Stored records:
_ _ _ _ _

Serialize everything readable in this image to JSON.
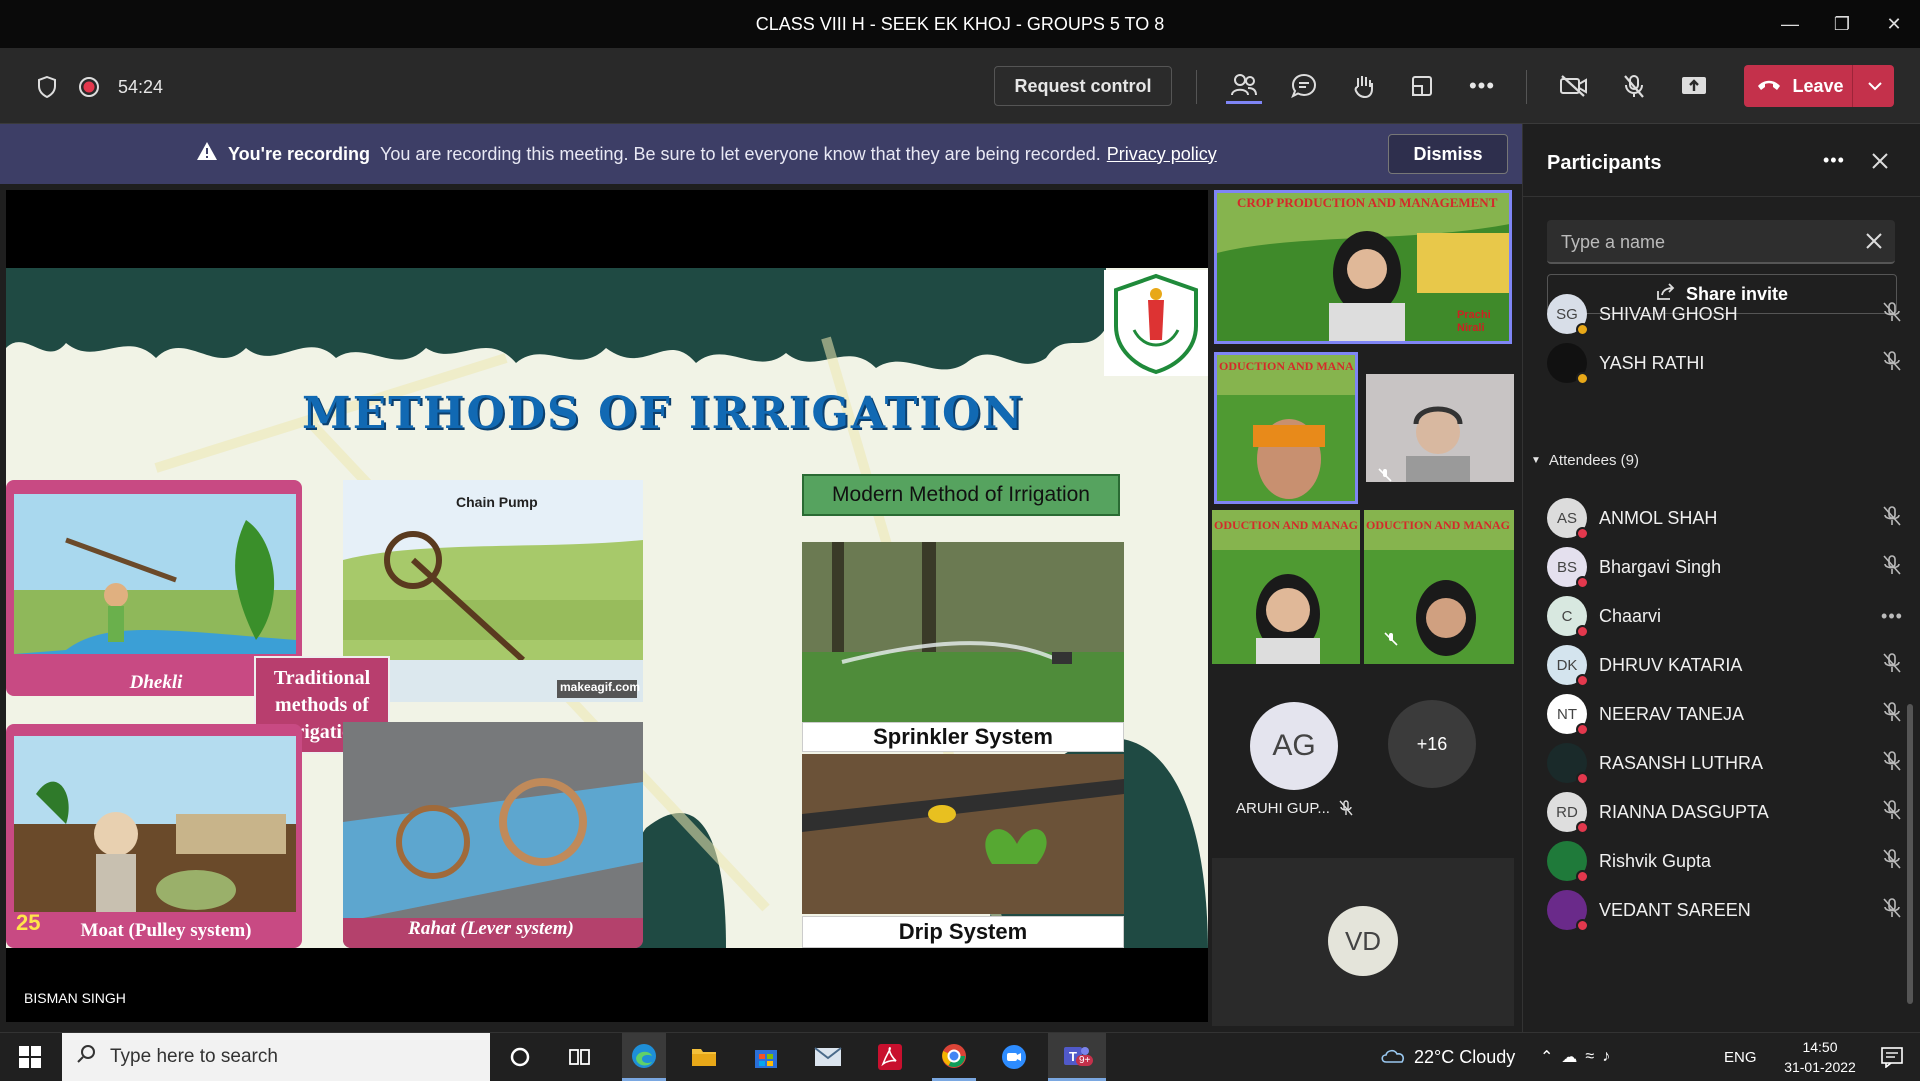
{
  "window": {
    "title": "CLASS VIII H - SEEK EK KHOJ - GROUPS 5 TO 8"
  },
  "toolbar": {
    "timer": "54:24",
    "request_control": "Request control",
    "leave": "Leave"
  },
  "banner": {
    "bold": "You're recording",
    "message": "You are recording this meeting. Be sure to let everyone know that they are being recorded.",
    "link": "Privacy policy",
    "dismiss": "Dismiss"
  },
  "slide": {
    "title": "METHODS OF IRRIGATION",
    "modern_label": "Modern Method of Irrigation",
    "chain_pump": "Chain Pump",
    "makeagif": "makeagif.com",
    "dhekli": "Dhekli",
    "traditional": "Traditional methods of irrigation",
    "moat": "Moat (Pulley system)",
    "rahat": "Rahat (Lever system)",
    "sprinkler": "Sprinkler System",
    "drip": "Drip System",
    "page_num": "25"
  },
  "stage": {
    "presenter_name": "BISMAN SINGH"
  },
  "videos": {
    "main_banner": "CROP PRODUCTION AND MANAGEMENT",
    "main_names": "Prachi Nirali",
    "tile_banner": "ODUCTION AND MANA",
    "tile_banner2": "ODUCTION AND MANAG",
    "ag_initials": "AG",
    "ag_name": "ARUHI GUP...",
    "more_count": "+16",
    "vd_initials": "VD"
  },
  "panel": {
    "title": "Participants",
    "search_placeholder": "Type a name",
    "share_invite": "Share invite",
    "attendees_header": "Attendees (9)",
    "presenters": [
      {
        "initials": "SG",
        "name": "SHIVAM GHOSH"
      },
      {
        "initials": "",
        "name": "YASH RATHI"
      }
    ],
    "attendees": [
      {
        "initials": "AS",
        "name": "ANMOL SHAH"
      },
      {
        "initials": "BS",
        "name": "Bhargavi Singh"
      },
      {
        "initials": "C",
        "name": "Chaarvi"
      },
      {
        "initials": "DK",
        "name": "DHRUV KATARIA"
      },
      {
        "initials": "NT",
        "name": "NEERAV TANEJA"
      },
      {
        "initials": "",
        "name": "RASANSH LUTHRA"
      },
      {
        "initials": "RD",
        "name": "RIANNA DASGUPTA"
      },
      {
        "initials": "",
        "name": "Rishvik Gupta"
      },
      {
        "initials": "",
        "name": "VEDANT SAREEN"
      }
    ]
  },
  "taskbar": {
    "search_placeholder": "Type here to search",
    "weather": "22°C  Cloudy",
    "lang": "ENG",
    "time": "14:50",
    "date": "31-01-2022",
    "teams_badge": "9+"
  }
}
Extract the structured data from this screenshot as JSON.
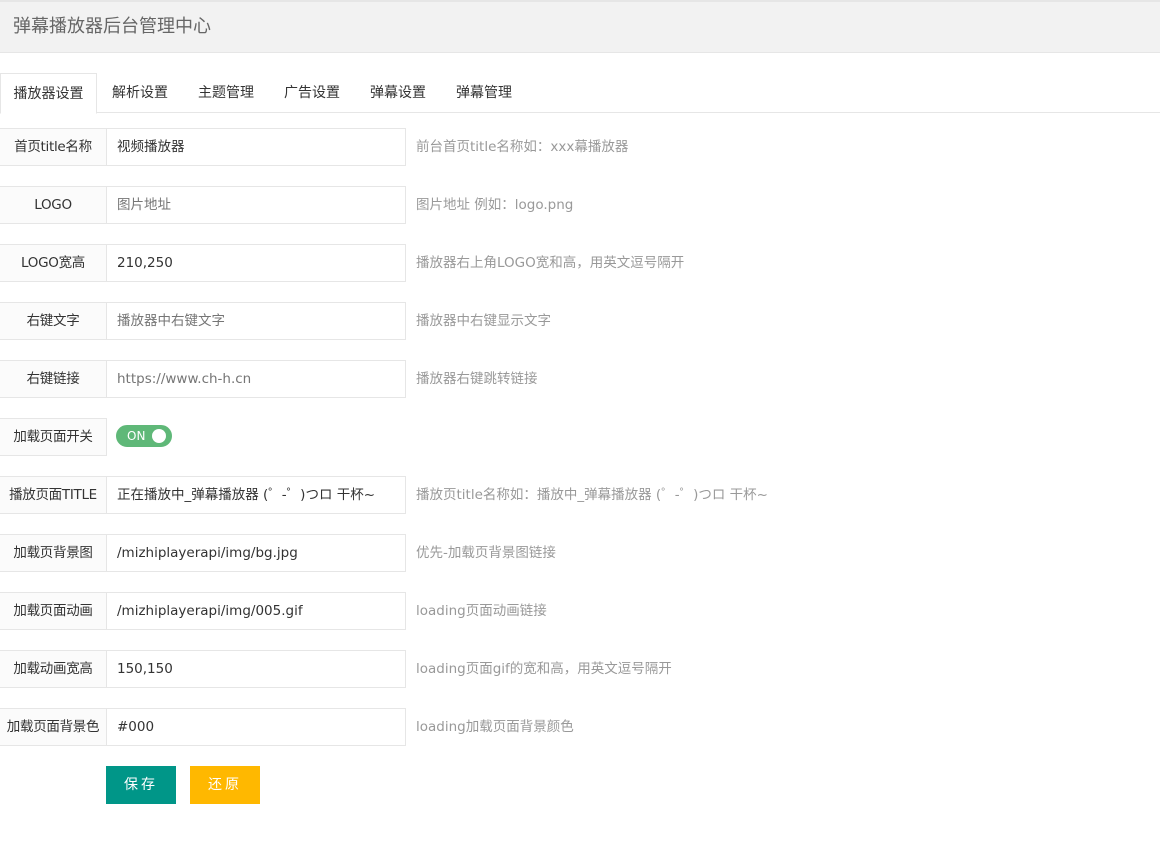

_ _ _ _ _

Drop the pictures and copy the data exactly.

Serialize everything readable in this image to JSON.
{
  "window": {
    "title": "CLASS VIII H - SEEK EK KHOJ - GROUPS 5 TO 8"
  },
  "toolbar": {
    "timer": "54:24",
    "request_control": "Request control",
    "leave": "Leave"
  },
  "banner": {
    "bold": "You're recording",
    "message": "You are recording this meeting. Be sure to let everyone know that they are being recorded.",
    "link": "Privacy policy",
    "dismiss": "Dismiss"
  },
  "slide": {
    "title": "METHODS OF IRRIGATION",
    "modern_label": "Modern Method of Irrigation",
    "chain_pump": "Chain Pump",
    "makeagif": "makeagif.com",
    "dhekli": "Dhekli",
    "traditional": "Traditional methods of irrigation",
    "moat": "Moat (Pulley system)",
    "rahat": "Rahat (Lever system)",
    "sprinkler": "Sprinkler System",
    "drip": "Drip System",
    "page_num": "25"
  },
  "stage": {
    "presenter_name": "BISMAN SINGH"
  },
  "videos": {
    "main_banner": "CROP PRODUCTION AND MANAGEMENT",
    "main_names": "Prachi Nirali",
    "tile_banner": "ODUCTION AND MANA",
    "tile_banner2": "ODUCTION AND MANAG",
    "ag_initials": "AG",
    "ag_name": "ARUHI GUP...",
    "more_count": "+16",
    "vd_initials": "VD"
  },
  "panel": {
    "title": "Participants",
    "search_placeholder": "Type a name",
    "share_invite": "Share invite",
    "attendees_header": "Attendees (9)",
    "presenters": [
      {
        "initials": "SG",
        "name": "SHIVAM GHOSH"
      },
      {
        "initials": "",
        "name": "YASH RATHI"
      }
    ],
    "attendees": [
      {
        "initials": "AS",
        "name": "ANMOL SHAH"
      },
      {
        "initials": "BS",
        "name": "Bhargavi Singh"
      },
      {
        "initials": "C",
        "name": "Chaarvi"
      },
      {
        "initials": "DK",
        "name": "DHRUV KATARIA"
      },
      {
        "initials": "NT",
        "name": "NEERAV TANEJA"
      },
      {
        "initials": "",
        "name": "RASANSH LUTHRA"
      },
      {
        "initials": "RD",
        "name": "RIANNA DASGUPTA"
      },
      {
        "initials": "",
        "name": "Rishvik Gupta"
      },
      {
        "initials": "",
        "name": "VEDANT SAREEN"
      }
    ]
  },
  "taskbar": {
    "search_placeholder": "Type here to search",
    "weather": "22°C  Cloudy",
    "lang": "ENG",
    "time": "14:50",
    "date": "31-01-2022",
    "teams_badge": "9+"
  }
}
Extract the structured data from this screenshot as JSON.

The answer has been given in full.